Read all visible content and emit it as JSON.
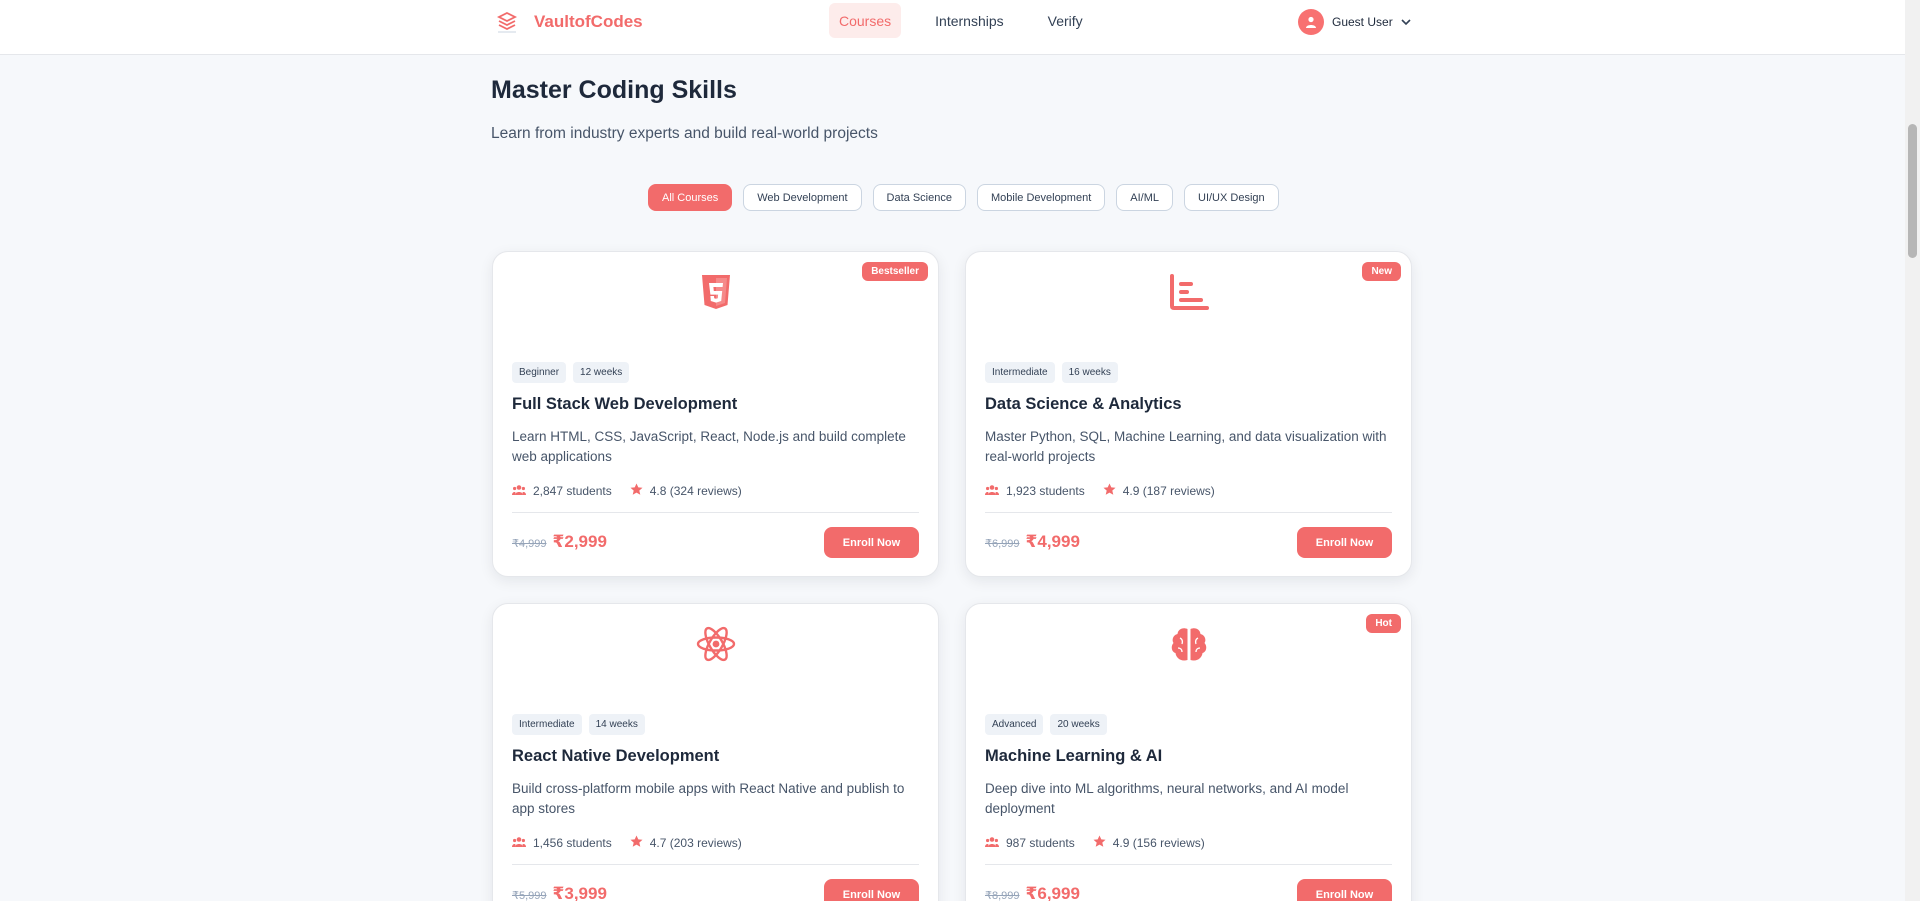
{
  "brand": {
    "name": "VaultofCodes"
  },
  "nav": {
    "courses": "Courses",
    "internships": "Internships",
    "verify": "Verify"
  },
  "user": {
    "name": "Guest User"
  },
  "page": {
    "title": "Master Coding Skills",
    "subtitle": "Learn from industry experts and build real-world projects"
  },
  "filters": [
    "All Courses",
    "Web Development",
    "Data Science",
    "Mobile Development",
    "AI/ML",
    "UI/UX Design"
  ],
  "courses": [
    {
      "badge": "Bestseller",
      "icon": "html5-icon",
      "level": "Beginner",
      "duration": "12 weeks",
      "title": "Full Stack Web Development",
      "description": "Learn HTML, CSS, JavaScript, React, Node.js and build complete web applications",
      "students": "2,847 students",
      "rating": "4.8 (324 reviews)",
      "old_price": "₹4,999",
      "price": "₹2,999",
      "cta": "Enroll Now"
    },
    {
      "badge": "New",
      "icon": "chart-bar-icon",
      "level": "Intermediate",
      "duration": "16 weeks",
      "title": "Data Science & Analytics",
      "description": "Master Python, SQL, Machine Learning, and data visualization with real-world projects",
      "students": "1,923 students",
      "rating": "4.9 (187 reviews)",
      "old_price": "₹6,999",
      "price": "₹4,999",
      "cta": "Enroll Now"
    },
    {
      "badge": "",
      "icon": "react-icon",
      "level": "Intermediate",
      "duration": "14 weeks",
      "title": "React Native Development",
      "description": "Build cross-platform mobile apps with React Native and publish to app stores",
      "students": "1,456 students",
      "rating": "4.7 (203 reviews)",
      "old_price": "₹5,999",
      "price": "₹3,999",
      "cta": "Enroll Now"
    },
    {
      "badge": "Hot",
      "icon": "brain-icon",
      "level": "Advanced",
      "duration": "20 weeks",
      "title": "Machine Learning & AI",
      "description": "Deep dive into ML algorithms, neural networks, and AI model deployment",
      "students": "987 students",
      "rating": "4.9 (156 reviews)",
      "old_price": "₹8,999",
      "price": "₹6,999",
      "cta": "Enroll Now"
    }
  ],
  "colors": {
    "accent": "#f26b6b",
    "background": "#f6f8fb"
  }
}
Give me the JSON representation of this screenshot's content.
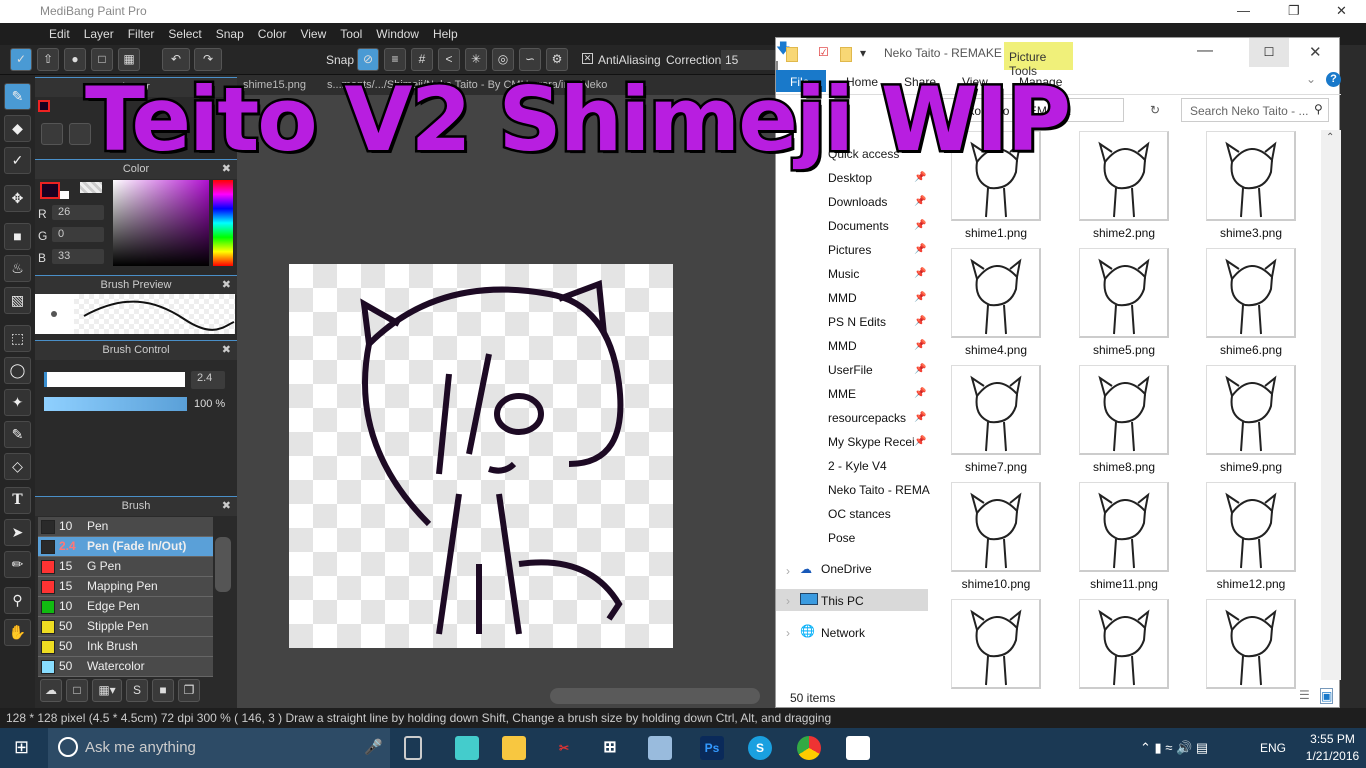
{
  "app": {
    "title": "MediBang Paint Pro",
    "menu": [
      "Edit",
      "Layer",
      "Filter",
      "Select",
      "Snap",
      "Color",
      "View",
      "Tool",
      "Window",
      "Help"
    ]
  },
  "toolbar": {
    "snap_label": "Snap",
    "antialiasing_label": "AntiAliasing",
    "antialiasing_checked": true,
    "correction_label": "Correction",
    "correction_value": "15"
  },
  "document_tab": {
    "name": "shime15.png",
    "path": "s...ments/.../Shimeji/Neko Taito - By CMHerrera/img/Neko"
  },
  "panels": {
    "layer": {
      "title": "Layer"
    },
    "color": {
      "title": "Color",
      "r_label": "R",
      "g_label": "G",
      "b_label": "B",
      "r": "26",
      "g": "0",
      "b": "33",
      "foreground": "#1a0021",
      "background": "#ffffff"
    },
    "brush_preview": {
      "title": "Brush Preview"
    },
    "brush_control": {
      "title": "Brush Control",
      "size": "2.4",
      "opacity": "100 %",
      "opacity_value": 100
    },
    "brush": {
      "title": "Brush",
      "items": [
        {
          "size": "10",
          "name": "Pen",
          "color": "#2a2a2a"
        },
        {
          "size": "2.4",
          "name": "Pen (Fade In/Out)",
          "color": "#2a2a2a",
          "selected": true
        },
        {
          "size": "15",
          "name": "G Pen",
          "color": "#ff3333"
        },
        {
          "size": "15",
          "name": "Mapping Pen",
          "color": "#ff3333"
        },
        {
          "size": "10",
          "name": "Edge Pen",
          "color": "#11bb11"
        },
        {
          "size": "50",
          "name": "Stipple Pen",
          "color": "#eedd22"
        },
        {
          "size": "50",
          "name": "Ink Brush",
          "color": "#eedd22"
        },
        {
          "size": "50",
          "name": "Watercolor",
          "color": "#88ddff"
        }
      ]
    }
  },
  "status": {
    "text": "128 * 128 pixel   (4.5 * 4.5cm)   72 dpi   300 %   ( 146, 3 )   Draw a straight line by holding down Shift, Change a brush size by holding down Ctrl, Alt, and dragging"
  },
  "overlay": {
    "text": "Teito V2 Shimeji WIP",
    "color": "#b81ee0"
  },
  "explorer": {
    "title": "Neko Taito - REMAKE",
    "picture_tools": "Picture Tools",
    "ribbon_tabs": [
      "File",
      "Home",
      "Share",
      "View",
      "Manage"
    ],
    "address": "Neko Taito - REMAKE",
    "search_placeholder": "Search Neko Taito - ...",
    "quick_access": "Quick access",
    "nav": [
      {
        "label": "Desktop",
        "icon": "desktop-icon",
        "pinned": true
      },
      {
        "label": "Downloads",
        "icon": "download-icon",
        "pinned": true
      },
      {
        "label": "Documents",
        "icon": "document-icon",
        "pinned": true
      },
      {
        "label": "Pictures",
        "icon": "pictures-icon",
        "pinned": true
      },
      {
        "label": "Music",
        "icon": "music-icon",
        "pinned": true
      },
      {
        "label": "MMD",
        "icon": "folder-icon",
        "pinned": true
      },
      {
        "label": "PS N Edits",
        "icon": "folder-icon",
        "pinned": true
      },
      {
        "label": "MMD",
        "icon": "folder-icon",
        "pinned": true
      },
      {
        "label": "UserFile",
        "icon": "folder-icon",
        "pinned": true
      },
      {
        "label": "MME",
        "icon": "folder-icon",
        "pinned": true
      },
      {
        "label": "resourcepacks",
        "icon": "folder-icon",
        "pinned": true
      },
      {
        "label": "My Skype Recei",
        "icon": "folder-icon",
        "pinned": true
      },
      {
        "label": "2 - Kyle V4",
        "icon": "folder-icon"
      },
      {
        "label": "Neko Taito - REMA",
        "icon": "folder-icon"
      },
      {
        "label": "OC stances",
        "icon": "folder-icon"
      },
      {
        "label": "Pose",
        "icon": "folder-icon"
      }
    ],
    "roots": [
      "OneDrive",
      "This PC",
      "Network"
    ],
    "files": [
      "shime1.png",
      "shime2.png",
      "shime3.png",
      "shime4.png",
      "shime5.png",
      "shime6.png",
      "shime7.png",
      "shime8.png",
      "shime9.png",
      "shime10.png",
      "shime11.png",
      "shime12.png",
      "",
      "",
      ""
    ],
    "item_count": "50 items"
  },
  "taskbar": {
    "search_placeholder": "Ask me anything",
    "time": "3:55 PM",
    "date": "1/21/2016",
    "language": "ENG"
  }
}
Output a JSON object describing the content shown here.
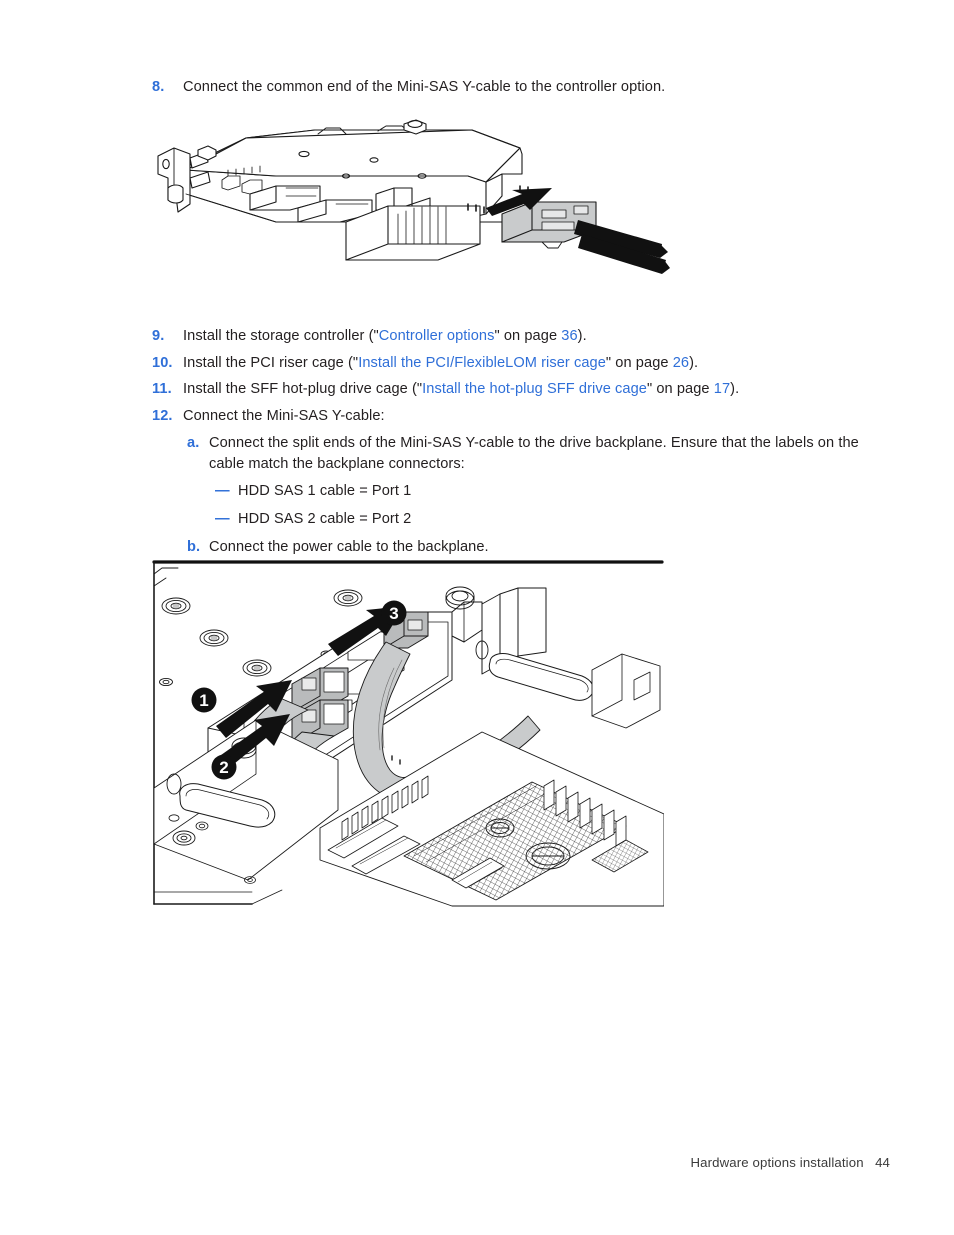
{
  "document": {
    "footer_text": "Hardware options installation",
    "page_number": "44",
    "link_color": "#2f6fd8",
    "text_color": "#231f20"
  },
  "steps": {
    "s8": {
      "number": "8.",
      "text": "Connect the common end of the Mini-SAS Y-cable to the controller option."
    },
    "s9": {
      "number": "9.",
      "pre": "Install the storage controller (\"",
      "link": "Controller options",
      "mid": "\" on page ",
      "page": "36",
      "post": ")."
    },
    "s10": {
      "number": "10.",
      "pre": "Install the PCI riser cage (\"",
      "link": "Install the PCI/FlexibleLOM riser cage",
      "mid": "\" on page ",
      "page": "26",
      "post": ")."
    },
    "s11": {
      "number": "11.",
      "pre": "Install the SFF hot-plug drive cage (\"",
      "link": "Install the hot-plug SFF drive cage",
      "mid": "\" on page ",
      "page": "17",
      "post": ")."
    },
    "s12": {
      "number": "12.",
      "text": "Connect the Mini-SAS Y-cable:"
    },
    "s12a": {
      "number": "a.",
      "text": "Connect the split ends of the Mini-SAS Y-cable to the drive backplane. Ensure that the labels on the cable match the backplane connectors:"
    },
    "s12a_dash1": {
      "bullet": "—",
      "text": "HDD SAS 1 cable = Port 1"
    },
    "s12a_dash2": {
      "bullet": "—",
      "text": "HDD SAS 2 cable = Port 2"
    },
    "s12b": {
      "number": "b.",
      "text": "Connect the power cable to the backplane."
    }
  },
  "figures": {
    "controller_card": {
      "caption": "",
      "alt_name": "pcie-storage-controller-with-mini-sas-y-cable"
    },
    "chassis_interior": {
      "caption": "",
      "alt_name": "server-chassis-interior-cable-routing",
      "callouts": [
        {
          "id": "1",
          "label": "1"
        },
        {
          "id": "2",
          "label": "2"
        },
        {
          "id": "3",
          "label": "3"
        }
      ]
    }
  }
}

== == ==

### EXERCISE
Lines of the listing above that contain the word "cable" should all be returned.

### SOLUTION
      "text": "Connect the common end of the Mini-SAS Y-cable to the controller option."
      "text": "Connect the Mini-SAS Y-cable:"
      "text": "Connect the split ends of the Mini-SAS Y-cable to the drive backplane. Ensure that the labels on the cable match the backplane connectors:"
      "text": "HDD SAS 1 cable = Port 1"
      "text": "HDD SAS 2 cable = Port 2"
      "text": "Connect the power cable to the backplane."
      "alt_name": "pcie-storage-controller-with-mini-sas-y-cable"
      "alt_name": "server-chassis-interior-cable-routing",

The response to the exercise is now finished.